The protocol is a stand-alone, binding legal instrument that will entrench and give legal effect to the SADC Industrialisation Strategy and Roadmap and its related Cost-Action Plan and will ensure adequate coordination, monitoring and evaluation of implementation both at regional and national level.

Advancing gender equality:

On gender development, SADC will this year join the global community to mark the 25th anniversary of the Fourth World Conference on Women and adoption of the Beijing Declaration and Platform for Action (BDPfA).

The BDPfA is an agenda for empowerment of women to accelerate the implementation of gender progressive initiatives as well as remove all the obstacles to women’s active participation in all spheres of public and private life through a full and equal share in economic, social, cultural and political decision-making.

While SADC has made significant progress to promote gender equality and equity, the year 2020 provides an opportunity for the region to celebrate the social, economic, cultural and political achievements of women, while taking note of the barriers that hinder the acceleration of gender equality.

Addressing regional energy:

During the year, SADC will continue to strengthen energy development at regional level to address power shortages that have hindered economic growth and development since 2007, due to diminishing generation capacity and growth in demand.

SADC through the Southern African Power Pool (SAPP), which coordinates the planning, generation, transmission and marketing of electricity in southern Africa on behalf of member state utilities plans to commission a total of 8,781 megawatts of new electricity to the regional power grid in 2020.

Another priority in the energy sector is the finalization of the review of the SADC Protocol on Energy, which is now outdated and does not capture some of the changing dynamics in the energy sector such as the push for greater uptake of renewable energy sources and technologies as well as the impact of climate change.

Furthermore, SADC is expected to conclude a study on the modalities and operations of a regional policy framework to guide the exploration of gas and oil by April this year.

The SADC region has some of the largest deposits of natural gas in the world, hence the development of a regional gas master plan will go a long way for the region to tap its potential and address energy challenges.

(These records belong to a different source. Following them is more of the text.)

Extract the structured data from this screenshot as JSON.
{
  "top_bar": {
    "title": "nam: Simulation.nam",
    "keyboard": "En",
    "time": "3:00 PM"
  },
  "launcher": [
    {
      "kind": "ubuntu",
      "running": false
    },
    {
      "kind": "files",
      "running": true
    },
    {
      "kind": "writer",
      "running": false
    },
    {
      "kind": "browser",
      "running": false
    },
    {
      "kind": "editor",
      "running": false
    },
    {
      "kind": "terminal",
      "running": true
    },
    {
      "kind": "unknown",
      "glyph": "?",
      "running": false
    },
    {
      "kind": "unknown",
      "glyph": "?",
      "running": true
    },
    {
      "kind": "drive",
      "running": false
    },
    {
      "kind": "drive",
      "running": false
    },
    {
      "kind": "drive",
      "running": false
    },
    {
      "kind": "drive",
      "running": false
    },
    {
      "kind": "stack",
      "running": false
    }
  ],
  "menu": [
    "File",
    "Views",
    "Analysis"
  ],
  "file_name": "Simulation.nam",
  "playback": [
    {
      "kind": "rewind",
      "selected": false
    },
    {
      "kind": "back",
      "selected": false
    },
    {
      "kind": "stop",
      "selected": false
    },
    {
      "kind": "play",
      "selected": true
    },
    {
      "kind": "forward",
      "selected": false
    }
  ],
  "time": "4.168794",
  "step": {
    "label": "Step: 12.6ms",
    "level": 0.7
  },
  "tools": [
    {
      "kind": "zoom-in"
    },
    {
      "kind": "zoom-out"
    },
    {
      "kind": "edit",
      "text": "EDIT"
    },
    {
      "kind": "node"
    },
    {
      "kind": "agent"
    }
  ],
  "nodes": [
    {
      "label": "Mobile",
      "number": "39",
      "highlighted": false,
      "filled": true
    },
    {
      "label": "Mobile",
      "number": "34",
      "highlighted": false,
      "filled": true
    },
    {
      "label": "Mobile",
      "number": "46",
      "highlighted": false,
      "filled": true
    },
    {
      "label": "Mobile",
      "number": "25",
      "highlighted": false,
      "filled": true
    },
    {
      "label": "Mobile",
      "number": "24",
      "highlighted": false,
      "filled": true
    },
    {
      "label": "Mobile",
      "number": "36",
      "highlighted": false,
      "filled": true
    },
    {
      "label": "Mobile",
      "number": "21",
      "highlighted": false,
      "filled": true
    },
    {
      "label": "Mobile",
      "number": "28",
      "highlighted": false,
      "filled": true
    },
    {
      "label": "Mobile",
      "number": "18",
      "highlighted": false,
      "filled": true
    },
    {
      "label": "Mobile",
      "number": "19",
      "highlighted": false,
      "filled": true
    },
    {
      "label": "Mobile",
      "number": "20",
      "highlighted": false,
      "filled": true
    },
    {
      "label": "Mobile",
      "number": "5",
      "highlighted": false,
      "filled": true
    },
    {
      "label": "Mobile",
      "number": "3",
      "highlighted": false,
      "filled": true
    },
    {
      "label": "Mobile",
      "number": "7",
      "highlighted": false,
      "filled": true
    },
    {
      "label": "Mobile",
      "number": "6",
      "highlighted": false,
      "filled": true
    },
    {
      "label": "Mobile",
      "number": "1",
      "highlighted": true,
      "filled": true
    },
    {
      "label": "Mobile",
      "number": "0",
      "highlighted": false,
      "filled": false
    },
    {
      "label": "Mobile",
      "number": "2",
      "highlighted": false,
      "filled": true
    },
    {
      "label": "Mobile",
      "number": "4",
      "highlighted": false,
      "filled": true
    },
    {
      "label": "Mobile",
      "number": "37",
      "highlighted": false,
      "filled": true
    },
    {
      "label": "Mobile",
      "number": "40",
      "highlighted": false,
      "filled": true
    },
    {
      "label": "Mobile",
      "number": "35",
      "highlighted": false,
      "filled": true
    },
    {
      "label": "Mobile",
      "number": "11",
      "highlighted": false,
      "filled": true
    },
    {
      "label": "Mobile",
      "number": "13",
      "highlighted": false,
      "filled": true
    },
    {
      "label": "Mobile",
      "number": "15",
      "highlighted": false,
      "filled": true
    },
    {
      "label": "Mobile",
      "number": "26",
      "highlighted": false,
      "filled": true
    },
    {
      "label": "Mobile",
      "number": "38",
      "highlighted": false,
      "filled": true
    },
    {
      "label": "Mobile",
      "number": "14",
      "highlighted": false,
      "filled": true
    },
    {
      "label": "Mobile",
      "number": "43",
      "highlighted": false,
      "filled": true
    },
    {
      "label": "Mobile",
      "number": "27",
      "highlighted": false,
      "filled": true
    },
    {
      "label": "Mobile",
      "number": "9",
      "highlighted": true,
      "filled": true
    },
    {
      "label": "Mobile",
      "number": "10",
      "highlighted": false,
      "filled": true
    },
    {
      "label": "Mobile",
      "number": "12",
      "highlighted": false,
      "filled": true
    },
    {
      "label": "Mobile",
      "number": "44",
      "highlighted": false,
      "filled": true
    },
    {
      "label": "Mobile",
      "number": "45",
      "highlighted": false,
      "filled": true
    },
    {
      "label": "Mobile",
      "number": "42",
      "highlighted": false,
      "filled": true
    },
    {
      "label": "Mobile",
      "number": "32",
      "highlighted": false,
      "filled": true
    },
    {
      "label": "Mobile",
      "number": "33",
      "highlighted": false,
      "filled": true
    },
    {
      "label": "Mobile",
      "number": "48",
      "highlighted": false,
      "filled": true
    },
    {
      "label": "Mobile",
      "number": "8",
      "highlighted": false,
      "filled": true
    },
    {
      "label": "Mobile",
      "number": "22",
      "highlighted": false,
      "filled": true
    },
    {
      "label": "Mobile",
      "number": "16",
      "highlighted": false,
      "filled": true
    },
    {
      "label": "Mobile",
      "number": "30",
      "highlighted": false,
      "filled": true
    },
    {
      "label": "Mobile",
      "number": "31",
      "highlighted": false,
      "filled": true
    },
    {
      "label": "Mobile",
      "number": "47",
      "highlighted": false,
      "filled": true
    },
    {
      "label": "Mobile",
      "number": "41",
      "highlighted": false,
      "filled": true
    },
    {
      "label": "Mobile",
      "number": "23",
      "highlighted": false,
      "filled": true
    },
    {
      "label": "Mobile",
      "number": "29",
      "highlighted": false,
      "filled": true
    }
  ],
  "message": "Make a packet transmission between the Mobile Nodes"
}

Establishment of a regional parliament:

SADC will forge ahead with the proposed transformation of the SADC Parliamentary Forum (PF) into a regional parliament.

The 39th SADC Summit held in Dar es Salaam, Tanzania in August 2019 “directed the SADC Secretariat in collaboration with the SADC PF Secretariat to develop the model that the proposed SADC Parliament would assume, in terms of mandate, powers and functions; and to develop a Roadmap for the transformation of the SADC PF into a SADC Parliament.”

The model is expected to be finalized this year and presented for approval at the 40th SADC Summit scheduled for August in Mozambique.

Silencing the Guns:

Peace and stability are key ingredients for the success of regional integration and sustainable development. As such, mechanisms for peace-building and peace-keeping will be another focal area in 2020.

In line with the African Union aspiration of “Silencing the Guns by 2020”, SADC will strive to end wars, civil conflicts, gender violence, and violent conflicts in the region.

Benefitting from an enlarged market:

Another important issue for SADC in 2020 is making sure that the region fully benefits from the launch of the African Continental Free Trade Area (AfCFTA) that became a reality in May 2019.

The AfCFTA is an enlarged market that brings together all the 55 AU member states, covering a market of more than 1.2 billion people and a combined Gross Domestic Product (GDP) of more than US$3.4 trillion.

The operationalization of the AfCFTA has the capacity to change the global economic landscape and boost intra-regional trade across the continent.

Southern African News Features are produced by the Southern African Research and Documentation Centre (SARDC) in Harare, Zimbabwe. Website and Virtual Library for Southern Africa at


About The Author

SADC Correspondent

SADC correspondents are independent contributors whose work covers regional issues of southern Africa outside the immediate Namibian ambit. Ed.